The two leading candidates for mayor in Washington, D.C. say the plan to change school boundaries for the first time in 40 years is moving too fast.
Current D.C. Mayor Vincent Gray has worked on the plan for more than a year.
"We're going to continue to work with the community, let people know what's fully in this plan," Gray said.
Council member Muriel Bowser, the Democratic nominee for mayor, believes Gray's plan is "not ready" and will "exacerbate educational inequality."
"It lacks the necessary budgetary and leadership commitments to bring about a truly fair neighborhood school assignment policy. I cannot accept these recommendations," Bowser said in a statement released Tuesday.
Meanwhile, Council member David Catania, chairman of the council education committee and an independent candidate for mayor, announced Monday that he would seek to block the changes, adding that too many schools are unprepared for the boundary changes that are to take effect in September 2015.
"There are a whole lot of unanswered questions and additional work that needs to be done," Catania said. "You're essentially sending some schools up to fail by virtue of how these schools are being rearranged."

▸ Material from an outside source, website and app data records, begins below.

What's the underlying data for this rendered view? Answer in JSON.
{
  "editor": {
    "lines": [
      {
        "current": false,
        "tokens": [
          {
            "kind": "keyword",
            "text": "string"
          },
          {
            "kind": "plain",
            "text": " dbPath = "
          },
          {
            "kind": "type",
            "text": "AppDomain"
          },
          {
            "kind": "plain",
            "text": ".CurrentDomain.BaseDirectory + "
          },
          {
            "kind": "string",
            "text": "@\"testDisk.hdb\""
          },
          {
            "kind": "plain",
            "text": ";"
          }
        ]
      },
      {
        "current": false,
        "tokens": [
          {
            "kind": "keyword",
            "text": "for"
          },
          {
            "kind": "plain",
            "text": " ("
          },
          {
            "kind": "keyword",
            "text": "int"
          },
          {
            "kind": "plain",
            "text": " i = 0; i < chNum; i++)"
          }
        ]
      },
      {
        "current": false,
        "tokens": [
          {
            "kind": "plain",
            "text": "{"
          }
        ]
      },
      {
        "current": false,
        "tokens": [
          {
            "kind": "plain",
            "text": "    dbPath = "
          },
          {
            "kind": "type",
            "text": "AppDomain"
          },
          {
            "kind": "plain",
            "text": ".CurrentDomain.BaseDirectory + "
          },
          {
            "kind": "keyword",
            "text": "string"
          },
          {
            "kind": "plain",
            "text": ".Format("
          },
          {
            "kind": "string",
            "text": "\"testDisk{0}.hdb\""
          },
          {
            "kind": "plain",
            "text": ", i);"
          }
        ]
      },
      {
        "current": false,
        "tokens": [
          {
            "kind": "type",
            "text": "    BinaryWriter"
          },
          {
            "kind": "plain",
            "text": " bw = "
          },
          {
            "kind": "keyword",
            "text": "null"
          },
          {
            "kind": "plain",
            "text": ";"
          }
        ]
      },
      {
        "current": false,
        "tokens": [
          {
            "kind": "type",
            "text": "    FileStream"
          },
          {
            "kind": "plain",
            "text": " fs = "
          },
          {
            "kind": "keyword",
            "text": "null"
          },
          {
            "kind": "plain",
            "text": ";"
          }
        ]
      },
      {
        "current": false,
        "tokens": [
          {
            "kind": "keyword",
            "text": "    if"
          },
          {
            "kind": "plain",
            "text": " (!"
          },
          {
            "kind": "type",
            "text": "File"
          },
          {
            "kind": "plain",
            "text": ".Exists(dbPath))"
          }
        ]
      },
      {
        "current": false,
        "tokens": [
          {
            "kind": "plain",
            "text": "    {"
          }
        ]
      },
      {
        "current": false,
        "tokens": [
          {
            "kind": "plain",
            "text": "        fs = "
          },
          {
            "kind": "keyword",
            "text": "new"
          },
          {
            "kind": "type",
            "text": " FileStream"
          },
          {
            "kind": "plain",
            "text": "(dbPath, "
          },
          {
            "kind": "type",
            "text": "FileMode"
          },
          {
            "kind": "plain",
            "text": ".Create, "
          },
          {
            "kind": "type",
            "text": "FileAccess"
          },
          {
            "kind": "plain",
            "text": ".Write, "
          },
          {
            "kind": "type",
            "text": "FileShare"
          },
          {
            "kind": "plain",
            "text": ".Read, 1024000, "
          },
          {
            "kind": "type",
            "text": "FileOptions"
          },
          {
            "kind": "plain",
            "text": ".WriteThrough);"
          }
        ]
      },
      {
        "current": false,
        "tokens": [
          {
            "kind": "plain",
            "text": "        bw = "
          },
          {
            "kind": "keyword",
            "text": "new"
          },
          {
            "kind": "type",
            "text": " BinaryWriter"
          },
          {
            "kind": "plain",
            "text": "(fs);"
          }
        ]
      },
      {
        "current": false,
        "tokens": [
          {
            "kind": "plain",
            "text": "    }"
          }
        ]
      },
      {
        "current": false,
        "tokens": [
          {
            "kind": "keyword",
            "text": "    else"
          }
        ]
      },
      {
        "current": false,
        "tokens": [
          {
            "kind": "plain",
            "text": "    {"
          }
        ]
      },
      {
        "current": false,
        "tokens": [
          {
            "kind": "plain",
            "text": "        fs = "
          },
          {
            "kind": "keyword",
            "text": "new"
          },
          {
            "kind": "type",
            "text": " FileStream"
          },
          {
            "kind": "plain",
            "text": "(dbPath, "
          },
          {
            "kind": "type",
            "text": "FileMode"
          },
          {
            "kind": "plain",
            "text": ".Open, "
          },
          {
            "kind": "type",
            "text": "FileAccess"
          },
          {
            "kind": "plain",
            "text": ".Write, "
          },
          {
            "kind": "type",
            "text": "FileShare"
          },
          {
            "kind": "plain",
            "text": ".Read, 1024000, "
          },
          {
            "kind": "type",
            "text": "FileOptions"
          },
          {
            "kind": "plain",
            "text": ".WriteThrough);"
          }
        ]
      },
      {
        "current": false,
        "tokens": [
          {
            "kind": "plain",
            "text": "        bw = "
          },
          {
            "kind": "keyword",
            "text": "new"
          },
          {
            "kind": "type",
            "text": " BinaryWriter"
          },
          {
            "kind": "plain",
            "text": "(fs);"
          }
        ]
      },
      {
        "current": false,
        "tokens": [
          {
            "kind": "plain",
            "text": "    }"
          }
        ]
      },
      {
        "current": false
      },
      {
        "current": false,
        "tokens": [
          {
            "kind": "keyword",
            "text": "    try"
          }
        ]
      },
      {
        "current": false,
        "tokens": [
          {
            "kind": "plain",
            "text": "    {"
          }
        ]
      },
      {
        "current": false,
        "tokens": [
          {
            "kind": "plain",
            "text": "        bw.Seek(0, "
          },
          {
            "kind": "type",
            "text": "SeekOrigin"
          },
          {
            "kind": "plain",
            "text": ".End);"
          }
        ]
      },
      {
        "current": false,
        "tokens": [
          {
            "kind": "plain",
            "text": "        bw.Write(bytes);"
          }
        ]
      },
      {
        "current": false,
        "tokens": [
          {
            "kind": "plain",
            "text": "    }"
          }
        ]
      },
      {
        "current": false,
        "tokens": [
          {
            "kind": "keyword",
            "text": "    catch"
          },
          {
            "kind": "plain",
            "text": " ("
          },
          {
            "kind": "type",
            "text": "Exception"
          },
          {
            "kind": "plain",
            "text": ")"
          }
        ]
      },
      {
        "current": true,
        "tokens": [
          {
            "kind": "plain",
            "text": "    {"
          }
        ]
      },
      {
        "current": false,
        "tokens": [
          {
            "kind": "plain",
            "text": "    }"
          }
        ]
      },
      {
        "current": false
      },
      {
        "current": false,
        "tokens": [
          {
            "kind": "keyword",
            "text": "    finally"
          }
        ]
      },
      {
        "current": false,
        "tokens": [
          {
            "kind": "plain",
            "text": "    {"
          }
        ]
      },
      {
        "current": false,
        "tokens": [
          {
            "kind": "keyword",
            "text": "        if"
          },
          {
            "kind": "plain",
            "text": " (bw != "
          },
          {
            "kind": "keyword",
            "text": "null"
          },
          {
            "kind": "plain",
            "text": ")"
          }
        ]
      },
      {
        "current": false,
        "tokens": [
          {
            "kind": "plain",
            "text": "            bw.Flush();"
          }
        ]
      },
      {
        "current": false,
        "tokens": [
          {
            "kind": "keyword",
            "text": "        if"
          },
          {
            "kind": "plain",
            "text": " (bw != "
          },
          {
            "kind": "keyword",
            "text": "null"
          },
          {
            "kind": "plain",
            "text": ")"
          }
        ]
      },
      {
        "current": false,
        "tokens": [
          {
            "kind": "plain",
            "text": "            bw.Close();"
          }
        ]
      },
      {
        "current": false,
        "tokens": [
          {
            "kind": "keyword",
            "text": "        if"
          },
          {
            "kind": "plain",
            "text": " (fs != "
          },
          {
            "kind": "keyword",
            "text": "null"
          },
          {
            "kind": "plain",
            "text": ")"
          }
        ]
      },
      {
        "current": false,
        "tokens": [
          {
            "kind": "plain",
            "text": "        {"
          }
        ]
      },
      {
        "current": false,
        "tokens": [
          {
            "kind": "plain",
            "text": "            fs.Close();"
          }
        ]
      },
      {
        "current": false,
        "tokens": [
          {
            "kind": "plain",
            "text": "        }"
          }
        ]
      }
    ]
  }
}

Catania said he may seek legislation postponing the changes until 2016 or later if necessary.